Mood disorders are also known as affective disorders. As the name suggests these disorders primarily affect the person’s mood. These disorders re typically episodic. In between episodes the individual may have no remarkable symptoms or problems.
The most common mood disorder is depression. It comes in various forms including clinical, major, unipolar, and bipolar. These terms can be overlapping.
Clinical depression is any depression where symptoms are severe enough and last long enough to require treatment.
Major depression is a clinical depression that meets specific diagnostic criteria. These criteria involve the duriation, functional impairment, and a group of both psychological and physiological symptoms.
Unipolar disorder is when a person has recurring major depressive episodes without manic symptoms.
Bipolar disorder is when a person experiences recurring depression and mania.
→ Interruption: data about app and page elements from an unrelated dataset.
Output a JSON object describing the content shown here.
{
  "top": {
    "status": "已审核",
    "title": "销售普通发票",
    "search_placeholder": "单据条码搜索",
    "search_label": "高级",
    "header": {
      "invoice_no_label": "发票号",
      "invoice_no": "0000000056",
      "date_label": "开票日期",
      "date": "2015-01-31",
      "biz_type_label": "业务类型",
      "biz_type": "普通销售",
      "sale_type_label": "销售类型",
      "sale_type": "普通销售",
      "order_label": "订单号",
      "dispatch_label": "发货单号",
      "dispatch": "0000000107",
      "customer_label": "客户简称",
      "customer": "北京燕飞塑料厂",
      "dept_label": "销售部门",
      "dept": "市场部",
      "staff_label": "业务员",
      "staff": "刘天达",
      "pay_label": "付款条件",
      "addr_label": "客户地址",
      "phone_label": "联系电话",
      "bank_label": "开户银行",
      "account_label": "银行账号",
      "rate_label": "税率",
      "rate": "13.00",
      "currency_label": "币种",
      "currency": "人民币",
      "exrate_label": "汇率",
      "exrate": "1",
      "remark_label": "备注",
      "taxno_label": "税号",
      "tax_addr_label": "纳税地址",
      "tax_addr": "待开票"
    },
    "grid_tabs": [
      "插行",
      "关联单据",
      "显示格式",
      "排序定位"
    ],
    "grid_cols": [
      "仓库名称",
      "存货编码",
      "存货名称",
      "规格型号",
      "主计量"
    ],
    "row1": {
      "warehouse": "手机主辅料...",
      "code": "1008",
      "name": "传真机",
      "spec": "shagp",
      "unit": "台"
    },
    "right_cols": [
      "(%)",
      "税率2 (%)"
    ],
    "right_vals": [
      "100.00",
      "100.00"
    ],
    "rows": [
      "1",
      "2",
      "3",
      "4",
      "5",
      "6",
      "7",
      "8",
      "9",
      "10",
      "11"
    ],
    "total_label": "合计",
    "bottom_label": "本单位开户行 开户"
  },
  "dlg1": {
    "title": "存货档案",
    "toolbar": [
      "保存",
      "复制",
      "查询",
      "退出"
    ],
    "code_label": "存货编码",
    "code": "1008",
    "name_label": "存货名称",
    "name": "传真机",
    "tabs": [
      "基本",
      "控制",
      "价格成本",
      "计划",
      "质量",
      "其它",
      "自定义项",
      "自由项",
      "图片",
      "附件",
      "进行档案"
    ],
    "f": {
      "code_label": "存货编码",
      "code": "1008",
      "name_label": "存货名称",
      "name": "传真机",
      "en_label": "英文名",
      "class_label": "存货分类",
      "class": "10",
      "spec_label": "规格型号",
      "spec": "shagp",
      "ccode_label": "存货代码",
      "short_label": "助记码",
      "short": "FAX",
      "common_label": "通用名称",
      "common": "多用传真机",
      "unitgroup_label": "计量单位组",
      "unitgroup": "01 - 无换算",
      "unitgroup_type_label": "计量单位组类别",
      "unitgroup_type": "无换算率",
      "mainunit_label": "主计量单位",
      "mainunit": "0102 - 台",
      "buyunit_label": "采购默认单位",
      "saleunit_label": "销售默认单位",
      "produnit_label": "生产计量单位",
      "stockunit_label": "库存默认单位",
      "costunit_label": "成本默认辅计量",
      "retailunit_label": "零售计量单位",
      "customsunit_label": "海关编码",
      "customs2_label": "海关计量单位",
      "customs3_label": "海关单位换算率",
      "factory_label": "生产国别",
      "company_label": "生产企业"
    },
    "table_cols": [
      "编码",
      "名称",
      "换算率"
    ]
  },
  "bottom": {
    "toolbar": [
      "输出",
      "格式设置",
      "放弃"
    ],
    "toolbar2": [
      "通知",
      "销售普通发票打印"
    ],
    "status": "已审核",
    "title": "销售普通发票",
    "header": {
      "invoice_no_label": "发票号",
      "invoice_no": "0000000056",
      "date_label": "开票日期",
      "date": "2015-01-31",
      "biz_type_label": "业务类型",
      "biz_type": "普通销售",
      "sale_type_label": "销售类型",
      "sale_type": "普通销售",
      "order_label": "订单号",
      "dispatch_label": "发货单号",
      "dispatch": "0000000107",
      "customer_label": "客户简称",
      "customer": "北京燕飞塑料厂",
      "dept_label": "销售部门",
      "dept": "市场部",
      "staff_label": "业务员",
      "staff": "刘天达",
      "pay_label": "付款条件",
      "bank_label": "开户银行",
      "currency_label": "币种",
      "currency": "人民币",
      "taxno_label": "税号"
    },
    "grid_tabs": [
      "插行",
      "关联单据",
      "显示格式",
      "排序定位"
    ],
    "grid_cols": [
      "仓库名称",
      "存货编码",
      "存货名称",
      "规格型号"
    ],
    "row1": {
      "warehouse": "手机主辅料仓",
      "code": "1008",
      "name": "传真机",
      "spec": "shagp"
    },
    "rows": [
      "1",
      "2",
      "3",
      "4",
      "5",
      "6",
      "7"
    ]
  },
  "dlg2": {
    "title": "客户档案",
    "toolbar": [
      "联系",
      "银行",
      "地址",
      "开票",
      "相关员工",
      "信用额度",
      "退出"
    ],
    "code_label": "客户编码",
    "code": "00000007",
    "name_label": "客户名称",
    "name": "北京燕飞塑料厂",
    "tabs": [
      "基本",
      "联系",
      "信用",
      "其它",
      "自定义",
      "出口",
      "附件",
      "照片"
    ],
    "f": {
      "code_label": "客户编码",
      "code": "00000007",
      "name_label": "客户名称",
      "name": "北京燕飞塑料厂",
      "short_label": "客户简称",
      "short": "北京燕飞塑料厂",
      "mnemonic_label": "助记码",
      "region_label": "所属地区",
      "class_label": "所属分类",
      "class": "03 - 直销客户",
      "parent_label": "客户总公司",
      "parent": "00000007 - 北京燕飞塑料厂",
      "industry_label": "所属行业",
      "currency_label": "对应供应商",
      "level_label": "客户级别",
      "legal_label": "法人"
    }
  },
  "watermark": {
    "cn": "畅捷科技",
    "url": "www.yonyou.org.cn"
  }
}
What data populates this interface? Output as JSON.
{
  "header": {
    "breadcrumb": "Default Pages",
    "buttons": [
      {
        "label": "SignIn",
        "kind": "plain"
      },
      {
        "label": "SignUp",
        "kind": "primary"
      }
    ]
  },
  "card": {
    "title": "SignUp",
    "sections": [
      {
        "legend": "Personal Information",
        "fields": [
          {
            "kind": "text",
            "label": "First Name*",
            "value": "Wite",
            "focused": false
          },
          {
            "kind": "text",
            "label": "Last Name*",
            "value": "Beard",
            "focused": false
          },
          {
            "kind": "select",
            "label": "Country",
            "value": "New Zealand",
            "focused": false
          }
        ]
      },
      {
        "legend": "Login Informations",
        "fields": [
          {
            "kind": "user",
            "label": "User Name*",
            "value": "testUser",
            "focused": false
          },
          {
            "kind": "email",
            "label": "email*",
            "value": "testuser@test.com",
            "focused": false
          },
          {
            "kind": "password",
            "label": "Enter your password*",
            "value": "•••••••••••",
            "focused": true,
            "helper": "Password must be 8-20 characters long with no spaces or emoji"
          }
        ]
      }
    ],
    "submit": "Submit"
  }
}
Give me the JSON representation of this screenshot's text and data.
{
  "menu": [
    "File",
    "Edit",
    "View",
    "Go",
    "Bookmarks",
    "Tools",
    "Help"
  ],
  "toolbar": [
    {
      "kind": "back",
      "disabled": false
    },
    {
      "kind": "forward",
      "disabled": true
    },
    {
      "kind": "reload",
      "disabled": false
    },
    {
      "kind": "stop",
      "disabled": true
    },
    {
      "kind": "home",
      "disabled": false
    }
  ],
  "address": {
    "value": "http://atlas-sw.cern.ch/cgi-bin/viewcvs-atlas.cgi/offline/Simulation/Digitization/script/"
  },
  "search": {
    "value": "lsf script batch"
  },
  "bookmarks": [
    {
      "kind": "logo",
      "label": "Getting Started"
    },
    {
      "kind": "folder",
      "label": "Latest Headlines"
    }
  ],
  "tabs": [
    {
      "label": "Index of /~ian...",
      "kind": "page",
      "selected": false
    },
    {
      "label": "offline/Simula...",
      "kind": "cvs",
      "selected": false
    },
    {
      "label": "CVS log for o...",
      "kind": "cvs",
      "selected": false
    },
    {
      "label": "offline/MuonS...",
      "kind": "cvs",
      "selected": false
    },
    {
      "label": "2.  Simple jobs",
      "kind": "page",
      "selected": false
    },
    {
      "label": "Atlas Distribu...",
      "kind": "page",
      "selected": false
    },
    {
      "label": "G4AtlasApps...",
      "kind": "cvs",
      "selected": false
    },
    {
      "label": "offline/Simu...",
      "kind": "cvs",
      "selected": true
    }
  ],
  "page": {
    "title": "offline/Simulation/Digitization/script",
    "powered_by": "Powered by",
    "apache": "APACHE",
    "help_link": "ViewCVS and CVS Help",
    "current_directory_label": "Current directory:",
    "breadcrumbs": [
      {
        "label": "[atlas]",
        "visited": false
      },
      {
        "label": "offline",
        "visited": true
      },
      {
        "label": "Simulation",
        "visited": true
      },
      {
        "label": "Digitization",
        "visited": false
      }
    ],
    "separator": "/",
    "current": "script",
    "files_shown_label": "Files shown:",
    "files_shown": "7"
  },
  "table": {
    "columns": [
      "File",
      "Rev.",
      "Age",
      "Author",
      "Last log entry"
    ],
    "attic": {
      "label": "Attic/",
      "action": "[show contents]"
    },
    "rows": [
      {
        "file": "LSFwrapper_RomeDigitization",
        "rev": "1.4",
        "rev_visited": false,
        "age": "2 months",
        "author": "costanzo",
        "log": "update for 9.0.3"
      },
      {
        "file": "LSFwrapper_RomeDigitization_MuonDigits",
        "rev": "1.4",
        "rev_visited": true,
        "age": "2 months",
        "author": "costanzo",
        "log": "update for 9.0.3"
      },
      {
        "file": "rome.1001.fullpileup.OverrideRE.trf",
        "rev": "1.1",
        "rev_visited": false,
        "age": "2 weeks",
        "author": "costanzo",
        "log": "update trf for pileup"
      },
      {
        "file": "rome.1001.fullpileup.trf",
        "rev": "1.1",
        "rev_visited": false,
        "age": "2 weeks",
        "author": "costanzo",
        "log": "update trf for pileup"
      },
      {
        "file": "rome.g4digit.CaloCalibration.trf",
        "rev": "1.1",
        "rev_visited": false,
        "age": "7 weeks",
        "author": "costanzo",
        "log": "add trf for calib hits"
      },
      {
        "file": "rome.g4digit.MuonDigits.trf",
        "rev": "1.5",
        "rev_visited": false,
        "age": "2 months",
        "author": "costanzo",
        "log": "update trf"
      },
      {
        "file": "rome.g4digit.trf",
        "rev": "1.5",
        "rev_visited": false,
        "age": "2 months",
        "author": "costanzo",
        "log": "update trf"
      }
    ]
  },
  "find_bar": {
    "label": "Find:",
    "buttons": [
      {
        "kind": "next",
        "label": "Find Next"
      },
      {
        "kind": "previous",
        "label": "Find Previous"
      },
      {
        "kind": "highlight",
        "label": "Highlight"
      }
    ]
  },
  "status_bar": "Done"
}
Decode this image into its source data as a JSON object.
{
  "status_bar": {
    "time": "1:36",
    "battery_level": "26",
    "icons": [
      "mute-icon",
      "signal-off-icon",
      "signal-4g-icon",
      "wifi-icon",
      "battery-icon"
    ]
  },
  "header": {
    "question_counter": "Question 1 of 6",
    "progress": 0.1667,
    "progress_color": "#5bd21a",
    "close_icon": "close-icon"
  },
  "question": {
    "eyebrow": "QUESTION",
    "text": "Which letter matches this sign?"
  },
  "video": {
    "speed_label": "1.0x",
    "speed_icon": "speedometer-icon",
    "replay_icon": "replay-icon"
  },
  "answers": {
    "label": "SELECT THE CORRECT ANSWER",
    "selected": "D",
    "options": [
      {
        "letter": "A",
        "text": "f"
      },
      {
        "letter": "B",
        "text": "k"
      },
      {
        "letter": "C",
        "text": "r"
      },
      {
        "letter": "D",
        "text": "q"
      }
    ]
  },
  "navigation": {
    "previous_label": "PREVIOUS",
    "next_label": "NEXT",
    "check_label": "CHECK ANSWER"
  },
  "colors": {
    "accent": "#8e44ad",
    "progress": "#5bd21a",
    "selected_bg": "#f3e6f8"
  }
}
Serotonin and norepinephrine are two amines that appear to be of particular importance. These neurotransmitters are related to the symptoms and episodes of mood disorders.